Hiding URLs in the browser is like hiding anything. For accessibility, things are usually best left out in the open.

I’ll say I’m not a fan of burying the URL in the browser, but to be fair, I’ve grown up with URLs. I think I still have beta versions of NCSA Mosaic 0.7 on a floppy somewhere (please, whatever you do, don’t tell my wife!) My resistance to not seeing URLs by default feels natural.

I have 4 kids. I doubt they care. I also doubt that they’re impacted by it — at least so far. I just asked my 14 year old daughter if she knows what a URL is. She said it’s “the name of the website in the searchy thingy.” Better than I expected, actually.

So I’m stuck, somewhere in the middle.
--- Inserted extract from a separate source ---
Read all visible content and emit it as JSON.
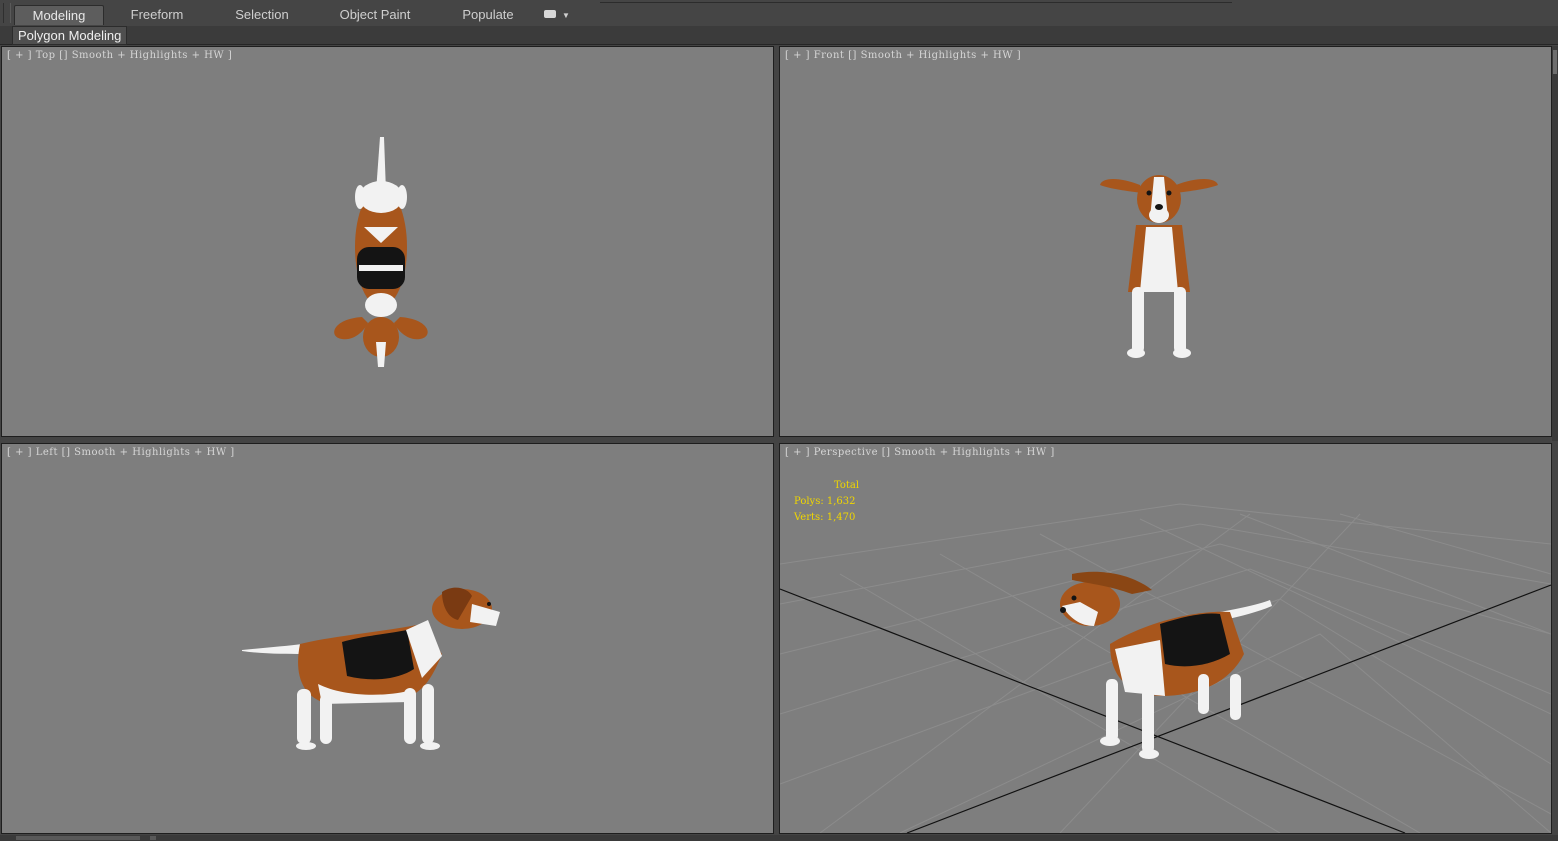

I like them. I use them. My kids probably… not so much.

There is a group of people that I’ve seen use URLs in different ways over the years. Some people with disabilities regularly use URL hacking to get where they want to go. Why?

Because it may be much easier to hack or even guess a URL than it is to try to navigate and operate pages that are overrun by links in mega menus or other parts of the content.

I’m not saying URL hacking is the only way to accomplish that. People often use different search strategies for the same purpose. What I am saying is that true accessibility requires flexibility in the mechanisms used to achieve goals and complete tasks.

And if URLs help people with disabilities some of the time, then it’s a viable solution, and I’m for keeping URLs where they’re most useful: out in the open.